Oakland Rising Action
Another local voter education group, Oakland Rising Action, promotes civic engagement, particularly in the flatlands of West and East Oakland. The group used to host big events to educate and mobilize voters.
“It’d be difficult to mobilize 150 folks like we usually do,” said Liz Suk, the political director of Oakland Rising Action. “We shifted to doing solely phone banking and text banking and moving much of our political education to virtual spaces.”
Like Californians for Justice, Oakland Rising Action has seen that online voter engagement can actually reach many more people than in-person events. The group recently hosted a virtual “ballot party,” where they went over each of the ballot measures and viewers were encouraged to fill out their ballots at the same time. During the live broadcast earlier this month, about 45 people tuned in at any one time, Suk said. Around 500 people have viewed the archived video since then.
Instead of doing in-person voter registration work, Oakland Rising Action has been sharing information about how to register online. Suk said they focus on Oakland’s flatlands, where the most disenfranchised communities are.
“We have a lot more income disparity and unhoused folks,” she said. “Folks who are living in the flatlands are less likely to have services coming to their communities, and are the most impacted by gentrification.”
Oakland Rising Action also recruits volunteers from East and West Oakland to participate in voter outreach drives and to talk to their neighbors. Suk said she thinks the pandemic will have a long-lasting impact on civic engagement work for the group. Alameda County COVID rates are the most severe in Oakland, especially in East Oakland, which could drive up evictions in the months after the pandemic subsides and the eviction moratorium is lifted. Policies around rent, development and other housing issues are largely decided locally, Suk said, and it’s essential that the most vulnerable communities are knowledgeable about those decisions.

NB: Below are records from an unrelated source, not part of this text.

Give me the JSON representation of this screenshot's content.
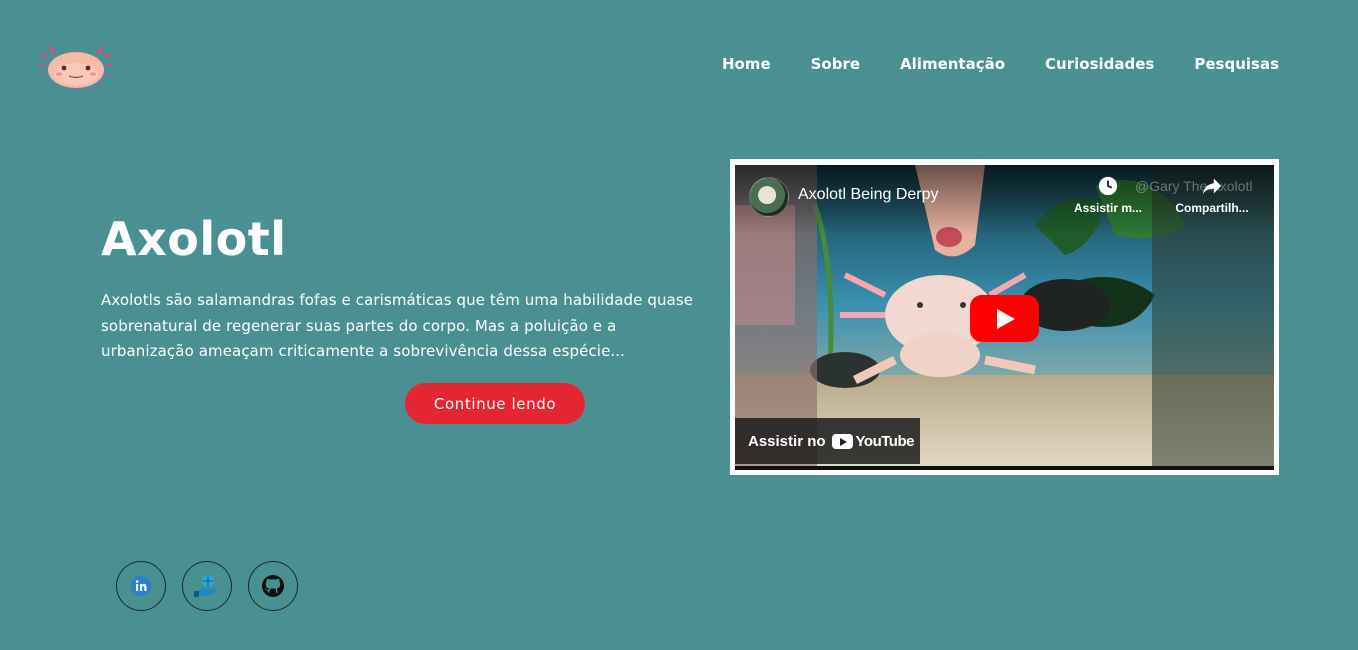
{
  "nav": {
    "items": [
      {
        "label": "Home"
      },
      {
        "label": "Sobre"
      },
      {
        "label": "Alimentação"
      },
      {
        "label": "Curiosidades"
      },
      {
        "label": "Pesquisas"
      }
    ]
  },
  "hero": {
    "title": "Axolotl",
    "text": "Axolotls são salamandras fofas e carismáticas que têm uma habilidade quase sobrenatural de regenerar suas partes do corpo. Mas a poluição e a urbanização ameaçam criticamente a sobrevivência dessa espécie...",
    "cta_label": "Continue lendo"
  },
  "video": {
    "title": "Axolotl Being Derpy",
    "channel_handle": "@Gary The Axolotl",
    "watch_later_label": "Assistir m...",
    "share_label": "Compartilh...",
    "watch_on_label": "Assistir no",
    "youtube_wordmark": "YouTube"
  },
  "colors": {
    "background": "#4a9093",
    "accent": "#e42630",
    "youtube_red": "#ff0000"
  },
  "socials": [
    {
      "icon": "linkedin-icon"
    },
    {
      "icon": "hand-globe-icon"
    },
    {
      "icon": "github-icon"
    }
  ]
}
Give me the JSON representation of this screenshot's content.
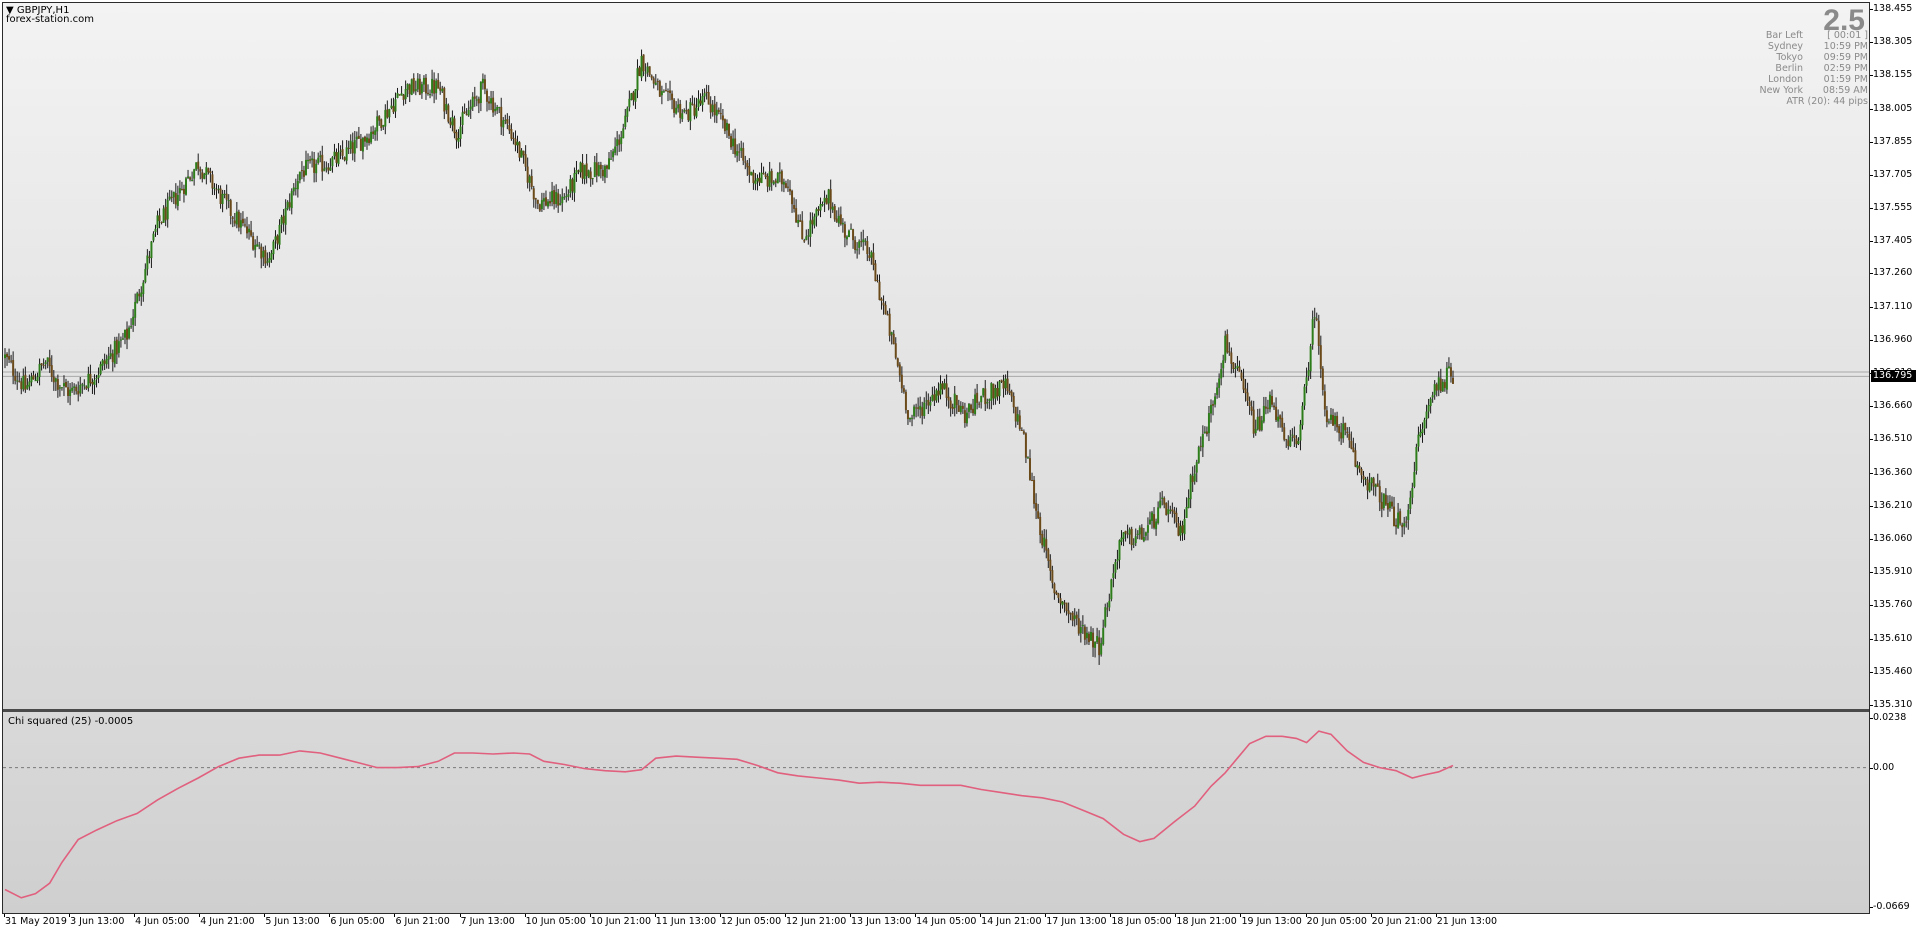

“The policies by which we are governed impact people’s lives directly. They’re not things just happening way off in the distance. They’re happening in our backyard,” she said. “We can really harness people’s ability to engage that system through their vote and civic participation.”